“This course is still new and I saw a toi exhibition at a Ngapuhi Festival. Someone handed me a brochure and I saw the beautiful patterns that the people from the course here had created. Our stories are woven through visual arts and pattern, so pattern enables our culture to survive.”
“Something of my spirit woke up that day – just like the name of the hymn ‘E Oho Te Wairua. Wake Up Your Spirit.’ I had an innate knowing to explore this for myself. The best part of the course is us coming together as students with a vision to succeed. We’re all willing to put something of ourselves and our money at risk to be here and to support each other to complete our journeys.”
“We’re blessed with really good tutors. Just like with harakeke, we have to strip ourselves back to get to the purity of our fibre. This is a place you can weave something and emerge with a vessel to hold yourself in the world. It reveals the power of love and the power of unity.”
“The biggest challenge for me here, is the research into the past. Looking at the legislation and the way we were colonised is not for the faint hearted. It has resulted in deep unacknowledged trauma. The arts have always given life and sustainability to our culture and I feel that taking this course is a healing therapy. We can re-find our sovereignty here.”
“Studying here makes me want to get steeped in the history of our country, and go on to do a doctorate thesis so I can let the future know what’s possible. My dream is to be healing people from intergenerational cultural trauma.”
I’m a first time weaver but I’ve always been drawn to the materials. Harvesting and working with the mix of materials...
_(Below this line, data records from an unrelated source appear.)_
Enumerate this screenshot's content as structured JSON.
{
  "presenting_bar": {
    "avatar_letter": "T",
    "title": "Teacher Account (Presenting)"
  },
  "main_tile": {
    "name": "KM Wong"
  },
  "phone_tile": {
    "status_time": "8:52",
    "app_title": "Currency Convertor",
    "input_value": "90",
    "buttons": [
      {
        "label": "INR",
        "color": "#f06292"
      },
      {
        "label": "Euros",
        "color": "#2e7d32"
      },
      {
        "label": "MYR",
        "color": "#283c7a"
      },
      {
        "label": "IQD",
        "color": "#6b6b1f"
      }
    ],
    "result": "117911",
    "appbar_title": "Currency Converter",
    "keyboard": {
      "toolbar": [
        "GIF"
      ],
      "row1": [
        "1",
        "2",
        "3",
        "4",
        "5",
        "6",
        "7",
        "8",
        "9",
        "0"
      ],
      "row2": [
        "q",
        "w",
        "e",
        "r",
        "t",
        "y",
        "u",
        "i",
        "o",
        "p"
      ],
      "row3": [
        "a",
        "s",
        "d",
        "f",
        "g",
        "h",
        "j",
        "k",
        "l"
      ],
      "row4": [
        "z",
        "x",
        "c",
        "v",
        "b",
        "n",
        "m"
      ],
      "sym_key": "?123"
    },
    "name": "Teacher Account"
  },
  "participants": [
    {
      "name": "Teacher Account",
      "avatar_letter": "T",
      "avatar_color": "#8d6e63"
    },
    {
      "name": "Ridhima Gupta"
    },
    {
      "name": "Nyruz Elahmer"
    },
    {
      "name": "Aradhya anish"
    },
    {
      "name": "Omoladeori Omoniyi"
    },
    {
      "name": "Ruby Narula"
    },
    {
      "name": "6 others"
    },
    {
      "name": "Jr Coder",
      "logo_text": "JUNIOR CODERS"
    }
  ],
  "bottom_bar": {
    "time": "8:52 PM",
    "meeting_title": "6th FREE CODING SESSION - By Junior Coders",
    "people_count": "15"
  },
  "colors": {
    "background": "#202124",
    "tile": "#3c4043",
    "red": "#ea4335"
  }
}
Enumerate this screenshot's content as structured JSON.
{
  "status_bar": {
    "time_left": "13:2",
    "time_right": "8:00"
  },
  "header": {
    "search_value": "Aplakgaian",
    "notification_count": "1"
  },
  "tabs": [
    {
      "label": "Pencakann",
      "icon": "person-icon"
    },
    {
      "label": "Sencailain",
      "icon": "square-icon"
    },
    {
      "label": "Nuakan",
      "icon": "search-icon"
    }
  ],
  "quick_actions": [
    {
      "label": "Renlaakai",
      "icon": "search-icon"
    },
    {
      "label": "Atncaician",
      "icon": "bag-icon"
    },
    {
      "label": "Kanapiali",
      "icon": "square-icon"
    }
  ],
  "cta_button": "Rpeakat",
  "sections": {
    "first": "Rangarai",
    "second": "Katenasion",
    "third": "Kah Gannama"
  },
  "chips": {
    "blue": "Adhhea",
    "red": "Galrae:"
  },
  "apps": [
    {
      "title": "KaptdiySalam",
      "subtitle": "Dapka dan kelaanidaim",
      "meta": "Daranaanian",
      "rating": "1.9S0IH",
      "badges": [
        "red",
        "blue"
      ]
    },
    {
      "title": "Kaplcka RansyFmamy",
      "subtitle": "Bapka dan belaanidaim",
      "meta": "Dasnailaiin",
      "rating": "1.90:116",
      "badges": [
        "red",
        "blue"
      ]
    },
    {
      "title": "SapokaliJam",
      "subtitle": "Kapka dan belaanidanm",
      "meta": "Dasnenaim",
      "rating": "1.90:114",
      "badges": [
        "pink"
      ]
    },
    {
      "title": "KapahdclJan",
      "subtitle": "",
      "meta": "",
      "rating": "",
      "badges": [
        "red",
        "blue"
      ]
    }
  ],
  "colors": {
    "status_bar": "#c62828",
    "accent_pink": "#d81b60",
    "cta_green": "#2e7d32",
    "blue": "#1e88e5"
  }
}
The raranga course at NorthTec built Carolyn’s knowledge and expanded her involvement in her community and the weaving process. Of particular value was the requirement that students go out and teach raranga.
“Within the course we had to go out and teach someone. I went to the Kura in Kaikohe. Since graduating I have been going out and doing wānanga and workshops, and teaching the children. I help when uniforms are needed too.
“I began the course as a first-time weaver, but have always been drawn to the materials. They are a part of nature. Harvesting and working with the materials helps with our inner and outer balance. I’ve always acknowledged Mother Nature when I’m harvesting anything and just naturally say a karakia. The course deepened and broadened that process.
“The course system of learning was very effective from harvest to the point of making, and gave me the opportunity to learn all these processes in depth, it has been very beneficial.”
Carolyn is realising her goal to combine teaching with a raranga workshop at home.